| PROBLEM TO WORK ON |
In your reply, write out each entry exactly as given.

------

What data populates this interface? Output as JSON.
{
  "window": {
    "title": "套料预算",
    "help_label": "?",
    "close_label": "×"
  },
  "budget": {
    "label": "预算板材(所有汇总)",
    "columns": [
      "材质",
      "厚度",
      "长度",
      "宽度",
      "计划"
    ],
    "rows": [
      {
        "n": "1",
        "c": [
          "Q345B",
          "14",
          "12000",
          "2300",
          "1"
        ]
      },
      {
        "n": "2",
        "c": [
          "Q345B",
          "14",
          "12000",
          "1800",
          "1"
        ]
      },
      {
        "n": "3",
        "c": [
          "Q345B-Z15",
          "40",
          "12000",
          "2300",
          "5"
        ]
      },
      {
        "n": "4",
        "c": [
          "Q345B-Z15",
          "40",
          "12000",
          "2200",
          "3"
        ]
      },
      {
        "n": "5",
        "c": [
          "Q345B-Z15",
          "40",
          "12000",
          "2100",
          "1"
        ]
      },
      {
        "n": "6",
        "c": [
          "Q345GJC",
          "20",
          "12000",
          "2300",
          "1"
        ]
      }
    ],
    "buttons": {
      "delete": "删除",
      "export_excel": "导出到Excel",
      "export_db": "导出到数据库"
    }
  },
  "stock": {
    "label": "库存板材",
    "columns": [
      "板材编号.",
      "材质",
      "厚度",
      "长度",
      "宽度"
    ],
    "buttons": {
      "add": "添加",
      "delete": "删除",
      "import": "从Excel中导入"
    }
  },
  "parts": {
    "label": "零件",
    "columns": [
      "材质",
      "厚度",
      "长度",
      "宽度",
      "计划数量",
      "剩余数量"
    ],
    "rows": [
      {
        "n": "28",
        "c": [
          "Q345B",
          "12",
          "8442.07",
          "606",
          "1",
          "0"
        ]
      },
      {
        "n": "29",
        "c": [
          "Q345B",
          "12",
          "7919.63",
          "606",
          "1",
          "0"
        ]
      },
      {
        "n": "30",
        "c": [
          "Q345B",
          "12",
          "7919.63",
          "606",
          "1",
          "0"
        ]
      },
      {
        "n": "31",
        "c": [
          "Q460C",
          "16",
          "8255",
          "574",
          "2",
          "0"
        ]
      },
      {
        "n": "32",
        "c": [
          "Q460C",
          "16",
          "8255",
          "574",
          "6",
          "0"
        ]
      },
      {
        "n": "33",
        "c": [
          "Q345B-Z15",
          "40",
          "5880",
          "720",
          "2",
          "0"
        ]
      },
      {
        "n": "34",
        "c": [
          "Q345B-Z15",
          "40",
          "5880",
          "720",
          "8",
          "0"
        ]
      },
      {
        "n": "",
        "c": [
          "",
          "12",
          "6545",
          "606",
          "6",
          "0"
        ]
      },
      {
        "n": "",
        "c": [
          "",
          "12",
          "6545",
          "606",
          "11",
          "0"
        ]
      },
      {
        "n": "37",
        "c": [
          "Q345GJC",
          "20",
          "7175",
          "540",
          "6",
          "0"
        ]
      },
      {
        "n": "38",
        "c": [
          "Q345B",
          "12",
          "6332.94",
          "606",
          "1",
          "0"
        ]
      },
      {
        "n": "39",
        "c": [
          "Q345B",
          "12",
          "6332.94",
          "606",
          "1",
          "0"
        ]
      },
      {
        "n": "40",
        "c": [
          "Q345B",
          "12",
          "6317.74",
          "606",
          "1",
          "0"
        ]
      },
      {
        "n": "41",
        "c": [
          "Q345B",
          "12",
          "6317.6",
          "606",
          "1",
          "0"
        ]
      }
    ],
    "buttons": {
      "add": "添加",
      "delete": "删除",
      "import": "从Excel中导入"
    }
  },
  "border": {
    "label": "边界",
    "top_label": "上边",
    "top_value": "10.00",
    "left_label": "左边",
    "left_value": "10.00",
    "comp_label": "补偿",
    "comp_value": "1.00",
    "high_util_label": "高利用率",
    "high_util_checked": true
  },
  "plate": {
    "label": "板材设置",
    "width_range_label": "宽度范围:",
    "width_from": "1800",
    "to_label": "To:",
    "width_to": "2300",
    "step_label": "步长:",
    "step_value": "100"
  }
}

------

| EXERCISE OUTPUT |
What data populates this interface? Output as JSON.
{
  "window": {
    "title": "套料预算",
    "help_label": "?",
    "close_label": "×"
  },
  "budget": {
    "label": "预算板材(所有汇总)",
    "columns": [
      "材质",
      "厚度",
      "长度",
      "宽度",
      "计划"
    ],
    "rows": [
      {
        "n": "1",
        "c": [
          "Q345B",
          "14",
          "12000",
          "2300",
          "1"
        ]
      },
      {
        "n": "2",
        "c": [
          "Q345B",
          "14",
          "12000",
          "1800",
          "1"
        ]
      },
      {
        "n": "3",
        "c": [
          "Q345B-Z15",
          "40",
          "12000",
          "2300",
          "5"
        ]
      },
      {
        "n": "4",
        "c": [
          "Q345B-Z15",
          "40",
          "12000",
          "2200",
          "3"
        ]
      },
      {
        "n": "5",
        "c": [
          "Q345B-Z15",
          "40",
          "12000",
          "2100",
          "1"
        ]
      },
      {
        "n": "6",
        "c": [
          "Q345GJC",
          "20",
          "12000",
          "2300",
          "1"
        ]
      }
    ],
    "buttons": {
      "delete": "删除",
      "export_excel": "导出到Excel",
      "export_db": "导出到数据库"
    }
  },
  "stock": {
    "label": "库存板材",
    "columns": [
      "板材编号.",
      "材质",
      "厚度",
      "长度",
      "宽度"
    ],
    "buttons": {
      "add": "添加",
      "delete": "删除",
      "import": "从Excel中导入"
    }
  },
  "parts": {
    "label": "零件",
    "columns": [
      "材质",
      "厚度",
      "长度",
      "宽度",
      "计划数量",
      "剩余数量"
    ],
    "rows": [
      {
        "n": "28",
        "c": [
          "Q345B",
          "12",
          "8442.07",
          "606",
          "1",
          "0"
        ]
      },
      {
        "n": "29",
        "c": [
          "Q345B",
          "12",
          "7919.63",
          "606",
          "1",
          "0"
        ]
      },
      {
        "n": "30",
        "c": [
          "Q345B",
          "12",
          "7919.63",
          "606",
          "1",
          "0"
        ]
      },
      {
        "n": "31",
        "c": [
          "Q460C",
          "16",
          "8255",
          "574",
          "2",
          "0"
        ]
      },
      {
        "n": "32",
        "c": [
          "Q460C",
          "16",
          "8255",
          "574",
          "6",
          "0"
        ]
      },
      {
        "n": "33",
        "c": [
          "Q345B-Z15",
          "40",
          "5880",
          "720",
          "2",
          "0"
        ]
      },
      {
        "n": "34",
        "c": [
          "Q345B-Z15",
          "40",
          "5880",
          "720",
          "8",
          "0"
        ]
      },
      {
        "n": "",
        "c": [
          "",
          "12",
          "6545",
          "606",
          "6",
          "0"
        ]
      },
      {
        "n": "",
        "c": [
          "",
          "12",
          "6545",
          "606",
          "11",
          "0"
        ]
      },
      {
        "n": "37",
        "c": [
          "Q345GJC",
          "20",
          "7175",
          "540",
          "6",
          "0"
        ]
      },
      {
        "n": "38",
        "c": [
          "Q345B",
          "12",
          "6332.94",
          "606",
          "1",
          "0"
        ]
      },
      {
        "n": "39",
        "c": [
          "Q345B",
          "12",
          "6332.94",
          "606",
          "1",
          "0"
        ]
      },
      {
        "n": "40",
        "c": [
          "Q345B",
          "12",
          "6317.74",
          "606",
          "1",
          "0"
        ]
      },
      {
        "n": "41",
        "c": [
          "Q345B",
          "12",
          "6317.6",
          "606",
          "1",
          "0"
        ]
      }
    ],
    "buttons": {
      "add": "添加",
      "delete": "删除",
      "import": "从Excel中导入"
    }
  },
  "border": {
    "label": "边界",
    "top_label": "上边",
    "top_value": "10.00",
    "left_label": "左边",
    "left_value": "10.00",
    "comp_label": "补偿",
    "comp_value": "1.00",
    "high_util_label": "高利用率",
    "high_util_checked": true
  },
  "plate": {
    "label": "板材设置",
    "width_range_label": "宽度范围:",
    "width_from": "1800",
    "to_label": "To:",
    "width_to": "2300",
    "step_label": "步长:",
    "step_value": "100"
  }
}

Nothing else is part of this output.